The age old debate - there's no right way and there's no wrong way. (just don't piss off the art buyer, art director, or photo editor). There's always advice and you can take it or leave it. At Heather Morton's blog, at A Photo Editor, and at Burns Auto Parts Consulting, they point out there are pros and cons to each marketing strategy no matter what.
Doesn't matter though as long as you keep marketing yourself to the appropriate people. Do your research and make sure your work is right for the audience you're trying to reach. Don't just rely on email promos - mail a promo or make a few calls.
My suggestions would be these (and again I am only one person, one art buyer - for each person out there you will hear all sorts of different advice) but this is what works for me:
1. Email promos - Keep it simple and small. If the email doesn't open automatically because the image is too large chances are I'm not going to wait for it too load (unfortunately with web being instantaneous I expect the email attachment to be as well.). Link the email image to your site. As far as tracking goes - touchy subject because it is a useful tool but use it wisely. If you're going to follow up with an art buyer, art director or photo editor keep it professional and simple - something like "I'm following up on the promo I sent a week ago" and not "I saw you visited my site"... it makes some people uneasy.
2. Mailed promos - Another keep it simple but sizeable. I'm not a big fan of the huge envelopes and posters. I personally love the clear plastic envelopes with the promo completely viewable (it's another one of those instantaneous reads for me). I also suggest looking into the paper you're printing the promo on and the printing process. You want your work represented in the best possible light and not on over saturated paper that the color looks dull. Also make sure to double check your mailing list and spell names correctly. I can't tell you how many promos (mailed and emailed alike) where my name has been spelled incorrectly and it's all over the map so I can't fault agency access or ad base.
3. Phone calls - Professional, not too sales-y and 5 minutes. If you're making calls definitely leave a message and if you don't get an immediate response give it at least a week before you follow up. I usually screen calls (don't we all?). I know it seems harsh but if I took every call I would not get any work done for my clients. I usually amass a bunch of messages and take Friday morning to do all my callbacks. If you don't leave a message but I see you're calling me everyday, it's going to weird me out a little. Keep the call short but comfortable. If I hire you for a job I want to know we can chat and you're not going to be too nervous, too pushy, etc. it's sometimes tough to get people on the phone but it's worth it to try and check in a few times a year.

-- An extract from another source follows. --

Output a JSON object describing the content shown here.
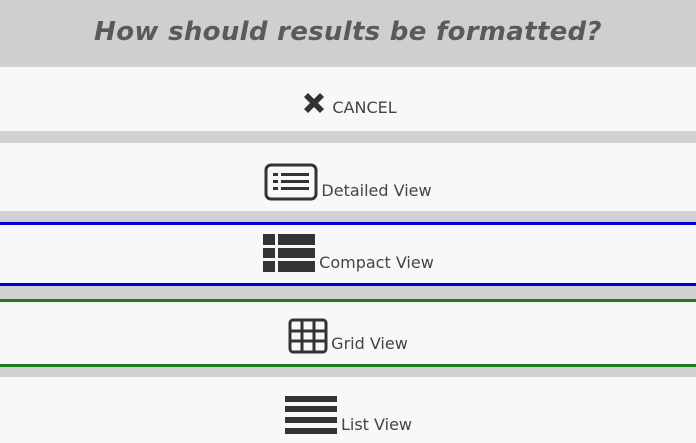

4. Meetings - Try to get at least one meeting a year with your target audience. I love meetings and portfolio reviews, I really do. It gives me a great sense of the photographer or rep I am meeting with. Remember to bring new work and a fresh portfolio (not the same one you showed the year before).
But keep your name and your work out there - just make sure it's getting to the right people.